--- START ---

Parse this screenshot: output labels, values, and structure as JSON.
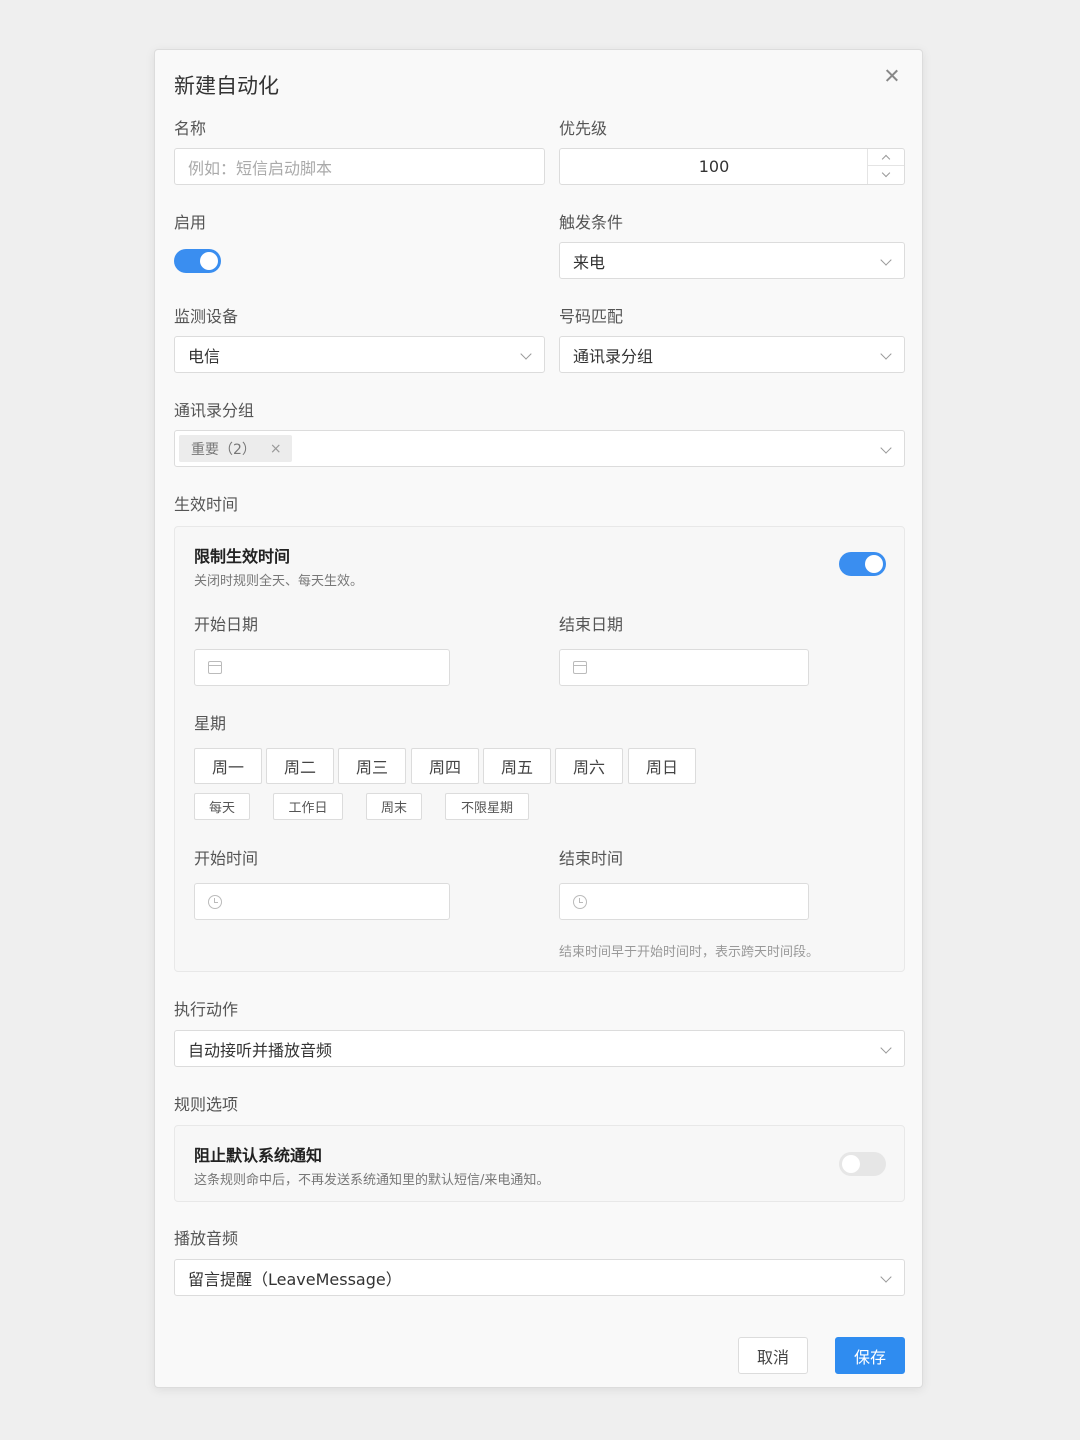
{
  "dialog": {
    "title": "新建自动化"
  },
  "name_field": {
    "label": "名称",
    "placeholder": "例如：短信启动脚本",
    "value": ""
  },
  "priority_field": {
    "label": "优先级",
    "value": "100"
  },
  "enabled_field": {
    "label": "启用",
    "on": true
  },
  "trigger_field": {
    "label": "触发条件",
    "value": "来电"
  },
  "device_field": {
    "label": "监测设备",
    "value": "电信"
  },
  "number_match_field": {
    "label": "号码匹配",
    "value": "通讯录分组"
  },
  "contact_group_field": {
    "label": "通讯录分组",
    "tags": [
      {
        "label": "重要（2）",
        "remove_symbol": "×"
      }
    ]
  },
  "effective_time": {
    "section_label": "生效时间",
    "limit_title": "限制生效时间",
    "limit_desc": "关闭时规则全天、每天生效。",
    "limit_on": true,
    "start_date_label": "开始日期",
    "end_date_label": "结束日期",
    "start_date_value": "",
    "end_date_value": "",
    "weekday_label": "星期",
    "weekdays": [
      "周一",
      "周二",
      "周三",
      "周四",
      "周五",
      "周六",
      "周日"
    ],
    "quick_options": [
      "每天",
      "工作日",
      "周末",
      "不限星期"
    ],
    "start_time_label": "开始时间",
    "end_time_label": "结束时间",
    "start_time_value": "",
    "end_time_value": "",
    "time_hint": "结束时间早于开始时间时，表示跨天时间段。"
  },
  "action_field": {
    "label": "执行动作",
    "value": "自动接听并播放音频"
  },
  "rule_options": {
    "section_label": "规则选项",
    "block_title": "阻止默认系统通知",
    "block_desc": "这条规则命中后，不再发送系统通知里的默认短信/来电通知。",
    "block_on": false
  },
  "audio_field": {
    "label": "播放音频",
    "value": "留言提醒（LeaveMessage）"
  },
  "footer": {
    "cancel_label": "取消",
    "save_label": "保存"
  },
  "colors": {
    "accent": "#2f8cf0",
    "toggle_on": "#3a8ef0",
    "toggle_off": "#e6e6e6"
  }
}
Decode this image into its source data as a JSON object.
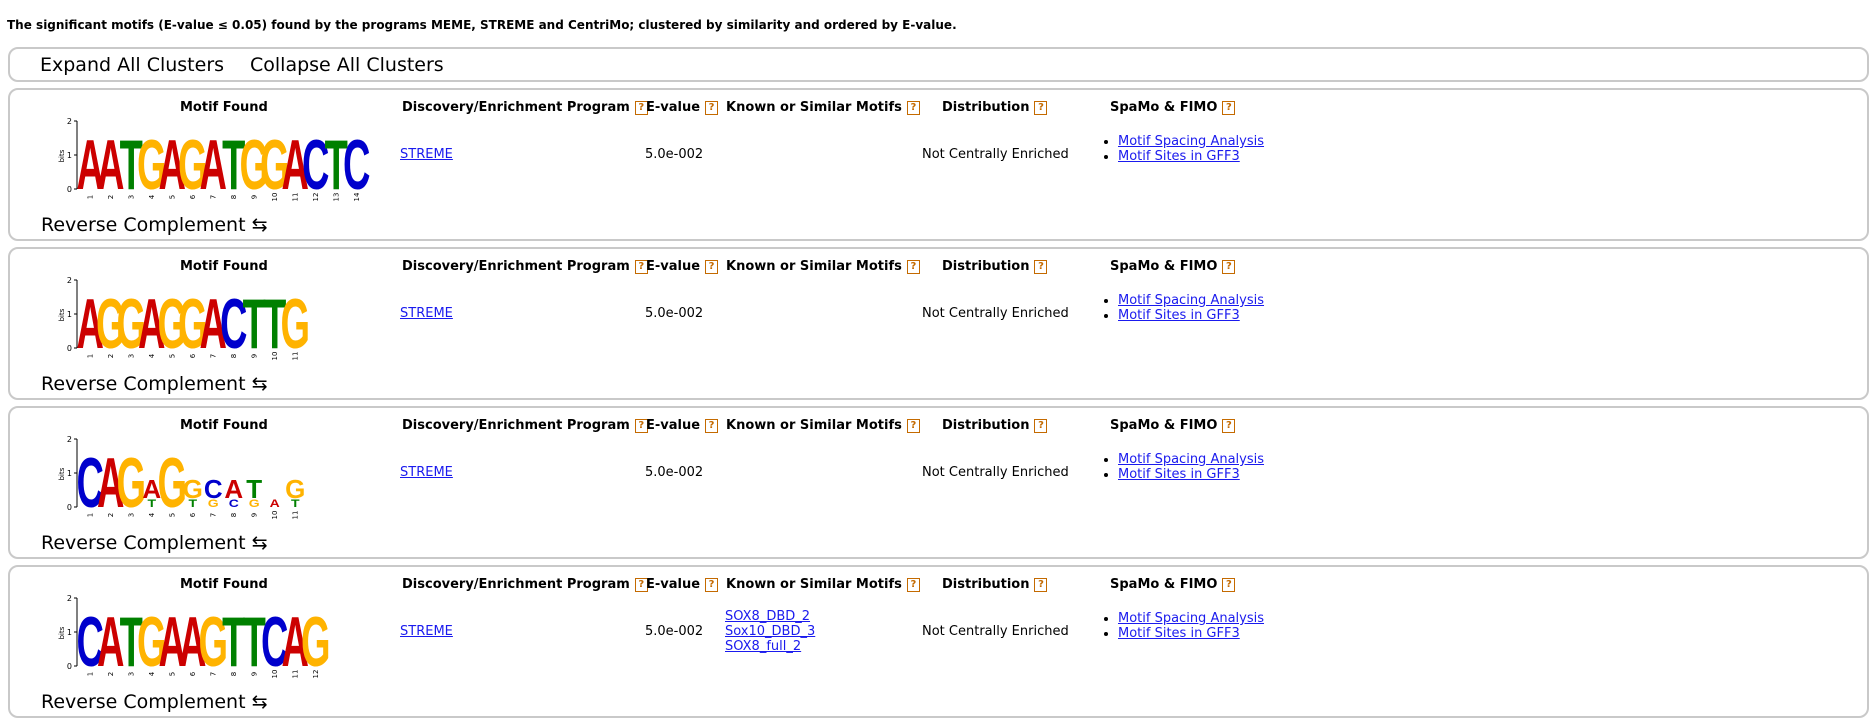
{
  "summary": "The significant motifs (E-value ≤ 0.05) found by the programs MEME, STREME and CentriMo; clustered by similarity and ordered by E-value.",
  "controls": {
    "expand_label": "Expand All Clusters",
    "collapse_label": "Collapse All Clusters"
  },
  "headers": {
    "motif_found": "Motif Found",
    "program": "Discovery/Enrichment Program",
    "evalue": "E-value",
    "known": "Known or Similar Motifs",
    "distribution": "Distribution",
    "spamo": "SpaMo & FIMO",
    "help_glyph": "?"
  },
  "reverse_label": "Reverse Complement ⇆",
  "logo_axis": {
    "ylabel": "bits",
    "ticks": [
      "0",
      "1",
      "2"
    ]
  },
  "base_colors": {
    "A": "#cc0000",
    "C": "#0000cc",
    "G": "#ffb300",
    "T": "#008000"
  },
  "link_color": "#1a1aee",
  "help_color": "#c46a00",
  "motifs": [
    {
      "logo": [
        [
          "A"
        ],
        [
          "A"
        ],
        [
          "T"
        ],
        [
          "G"
        ],
        [
          "A"
        ],
        [
          "G"
        ],
        [
          "A"
        ],
        [
          "T"
        ],
        [
          "G"
        ],
        [
          "G"
        ],
        [
          "A"
        ],
        [
          "C"
        ],
        [
          "T"
        ],
        [
          "C"
        ]
      ],
      "positions": [
        "1",
        "2",
        "3",
        "4",
        "5",
        "6",
        "7",
        "8",
        "9",
        "10",
        "11",
        "12",
        "13",
        "14"
      ],
      "program": "STREME",
      "evalue": "5.0e-002",
      "known": [],
      "distribution": "Not Centrally Enriched",
      "spamo_links": [
        "Motif Spacing Analysis",
        "Motif Sites in GFF3"
      ]
    },
    {
      "logo": [
        [
          "A"
        ],
        [
          "G"
        ],
        [
          "G"
        ],
        [
          "A"
        ],
        [
          "G"
        ],
        [
          "G"
        ],
        [
          "A"
        ],
        [
          "C"
        ],
        [
          "T"
        ],
        [
          "T"
        ],
        [
          "G"
        ]
      ],
      "positions": [
        "1",
        "2",
        "3",
        "4",
        "5",
        "6",
        "7",
        "8",
        "9",
        "10",
        "11"
      ],
      "program": "STREME",
      "evalue": "5.0e-002",
      "known": [],
      "distribution": "Not Centrally Enriched",
      "spamo_links": [
        "Motif Spacing Analysis",
        "Motif Sites in GFF3"
      ]
    },
    {
      "logo": [
        [
          "C"
        ],
        [
          "A"
        ],
        [
          "G"
        ],
        [
          "A",
          "T"
        ],
        [
          "G"
        ],
        [
          "G",
          "T"
        ],
        [
          "C",
          "G"
        ],
        [
          "A",
          "C"
        ],
        [
          "T",
          "G"
        ],
        [
          "",
          "A"
        ],
        [
          "G",
          "T"
        ]
      ],
      "positions": [
        "1",
        "2",
        "3",
        "4",
        "5",
        "6",
        "7",
        "8",
        "9",
        "10",
        "11"
      ],
      "program": "STREME",
      "evalue": "5.0e-002",
      "known": [],
      "distribution": "Not Centrally Enriched",
      "spamo_links": [
        "Motif Spacing Analysis",
        "Motif Sites in GFF3"
      ]
    },
    {
      "logo": [
        [
          "C"
        ],
        [
          "A"
        ],
        [
          "T"
        ],
        [
          "G"
        ],
        [
          "A"
        ],
        [
          "A"
        ],
        [
          "G"
        ],
        [
          "T"
        ],
        [
          "T"
        ],
        [
          "C"
        ],
        [
          "A"
        ],
        [
          "G"
        ]
      ],
      "positions": [
        "1",
        "2",
        "3",
        "4",
        "5",
        "6",
        "7",
        "8",
        "9",
        "10",
        "11",
        "12"
      ],
      "program": "STREME",
      "evalue": "5.0e-002",
      "known": [
        "SOX8_DBD_2",
        "Sox10_DBD_3",
        "SOX8_full_2"
      ],
      "distribution": "Not Centrally Enriched",
      "spamo_links": [
        "Motif Spacing Analysis",
        "Motif Sites in GFF3"
      ]
    }
  ]
}
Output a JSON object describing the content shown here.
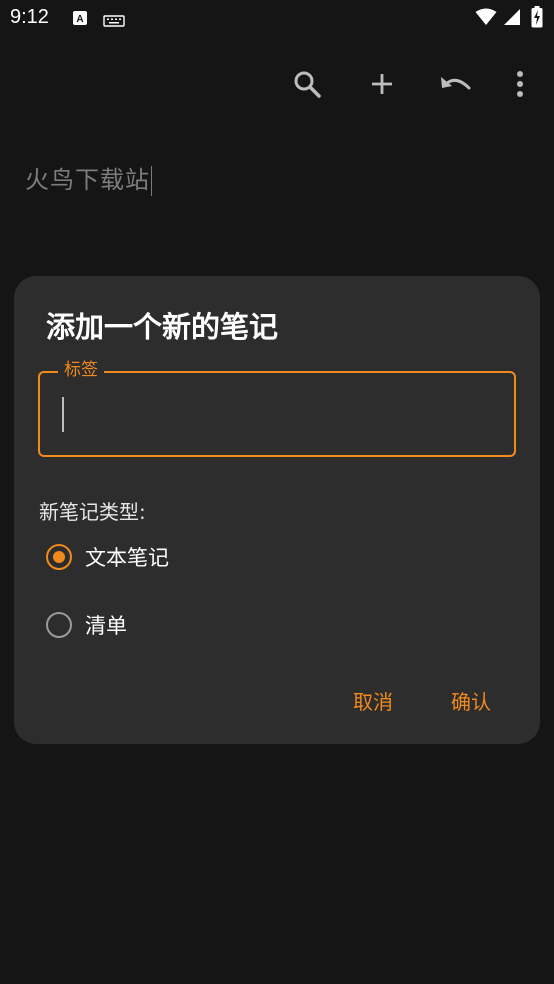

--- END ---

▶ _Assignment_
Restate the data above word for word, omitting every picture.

▶ _Task result_
Parse this screenshot: output labels, values, and structure as JSON.
{
  "dialog": {
    "title": "新建自动化"
  },
  "name_field": {
    "label": "名称",
    "placeholder": "例如：短信启动脚本",
    "value": ""
  },
  "priority_field": {
    "label": "优先级",
    "value": "100"
  },
  "enabled_field": {
    "label": "启用",
    "on": true
  },
  "trigger_field": {
    "label": "触发条件",
    "value": "来电"
  },
  "device_field": {
    "label": "监测设备",
    "value": "电信"
  },
  "number_match_field": {
    "label": "号码匹配",
    "value": "通讯录分组"
  },
  "contact_group_field": {
    "label": "通讯录分组",
    "tags": [
      {
        "label": "重要（2）",
        "remove_symbol": "×"
      }
    ]
  },
  "effective_time": {
    "section_label": "生效时间",
    "limit_title": "限制生效时间",
    "limit_desc": "关闭时规则全天、每天生效。",
    "limit_on": true,
    "start_date_label": "开始日期",
    "end_date_label": "结束日期",
    "start_date_value": "",
    "end_date_value": "",
    "weekday_label": "星期",
    "weekdays": [
      "周一",
      "周二",
      "周三",
      "周四",
      "周五",
      "周六",
      "周日"
    ],
    "quick_options": [
      "每天",
      "工作日",
      "周末",
      "不限星期"
    ],
    "start_time_label": "开始时间",
    "end_time_label": "结束时间",
    "start_time_value": "",
    "end_time_value": "",
    "time_hint": "结束时间早于开始时间时，表示跨天时间段。"
  },
  "action_field": {
    "label": "执行动作",
    "value": "自动接听并播放音频"
  },
  "rule_options": {
    "section_label": "规则选项",
    "block_title": "阻止默认系统通知",
    "block_desc": "这条规则命中后，不再发送系统通知里的默认短信/来电通知。",
    "block_on": false
  },
  "audio_field": {
    "label": "播放音频",
    "value": "留言提醒（LeaveMessage）"
  },
  "footer": {
    "cancel_label": "取消",
    "save_label": "保存"
  },
  "colors": {
    "accent": "#2f8cf0",
    "toggle_on": "#3a8ef0",
    "toggle_off": "#e6e6e6"
  }
}
Decode this image into its source data as a JSON object.
{
  "summary": "The significant motifs (E-value ≤ 0.05) found by the programs MEME, STREME and CentriMo; clustered by similarity and ordered by E-value.",
  "controls": {
    "expand_label": "Expand All Clusters",
    "collapse_label": "Collapse All Clusters"
  },
  "headers": {
    "motif_found": "Motif Found",
    "program": "Discovery/Enrichment Program",
    "evalue": "E-value",
    "known": "Known or Similar Motifs",
    "distribution": "Distribution",
    "spamo": "SpaMo & FIMO",
    "help_glyph": "?"
  },
  "reverse_label": "Reverse Complement ⇆",
  "logo_axis": {
    "ylabel": "bits",
    "ticks": [
      "0",
      "1",
      "2"
    ]
  },
  "base_colors": {
    "A": "#cc0000",
    "C": "#0000cc",
    "G": "#ffb300",
    "T": "#008000"
  },
  "link_color": "#1a1aee",
  "help_color": "#c46a00",
  "motifs": [
    {
      "logo": [
        [
          "A"
        ],
        [
          "A"
        ],
        [
          "T"
        ],
        [
          "G"
        ],
        [
          "A"
        ],
        [
          "G"
        ],
        [
          "A"
        ],
        [
          "T"
        ],
        [
          "G"
        ],
        [
          "G"
        ],
        [
          "A"
        ],
        [
          "C"
        ],
        [
          "T"
        ],
        [
          "C"
        ]
      ],
      "positions": [
        "1",
        "2",
        "3",
        "4",
        "5",
        "6",
        "7",
        "8",
        "9",
        "10",
        "11",
        "12",
        "13",
        "14"
      ],
      "program": "STREME",
      "evalue": "5.0e-002",
      "known": [],
      "distribution": "Not Centrally Enriched",
      "spamo_links": [
        "Motif Spacing Analysis",
        "Motif Sites in GFF3"
      ]
    },
    {
      "logo": [
        [
          "A"
        ],
        [
          "G"
        ],
        [
          "G"
        ],
        [
          "A"
        ],
        [
          "G"
        ],
        [
          "G"
        ],
        [
          "A"
        ],
        [
          "C"
        ],
        [
          "T"
        ],
        [
          "T"
        ],
        [
          "G"
        ]
      ],
      "positions": [
        "1",
        "2",
        "3",
        "4",
        "5",
        "6",
        "7",
        "8",
        "9",
        "10",
        "11"
      ],
      "program": "STREME",
      "evalue": "5.0e-002",
      "known": [],
      "distribution": "Not Centrally Enriched",
      "spamo_links": [
        "Motif Spacing Analysis",
        "Motif Sites in GFF3"
      ]
    },
    {
      "logo": [
        [
          "C"
        ],
        [
          "A"
        ],
        [
          "G"
        ],
        [
          "A",
          "T"
        ],
        [
          "G"
        ],
        [
          "G",
          "T"
        ],
        [
          "C",
          "G"
        ],
        [
          "A",
          "C"
        ],
        [
          "T",
          "G"
        ],
        [
          "",
          "A"
        ],
        [
          "G",
          "T"
        ]
      ],
      "positions": [
        "1",
        "2",
        "3",
        "4",
        "5",
        "6",
        "7",
        "8",
        "9",
        "10",
        "11"
      ],
      "program": "STREME",
      "evalue": "5.0e-002",
      "known": [],
      "distribution": "Not Centrally Enriched",
      "spamo_links": [
        "Motif Spacing Analysis",
        "Motif Sites in GFF3"
      ]
    },
    {
      "logo": [
        [
          "C"
        ],
        [
          "A"
        ],
        [
          "T"
        ],
        [
          "G"
        ],
        [
          "A"
        ],
        [
          "A"
        ],
        [
          "G"
        ],
        [
          "T"
        ],
        [
          "T"
        ],
        [
          "C"
        ],
        [
          "A"
        ],
        [
          "G"
        ]
      ],
      "positions": [
        "1",
        "2",
        "3",
        "4",
        "5",
        "6",
        "7",
        "8",
        "9",
        "10",
        "11",
        "12"
      ],
      "program": "STREME",
      "evalue": "5.0e-002",
      "known": [
        "SOX8_DBD_2",
        "Sox10_DBD_3",
        "SOX8_full_2"
      ],
      "distribution": "Not Centrally Enriched",
      "spamo_links": [
        "Motif Spacing Analysis",
        "Motif Sites in GFF3"
      ]
    }
  ]
}
Output a JSON object describing the content shown here.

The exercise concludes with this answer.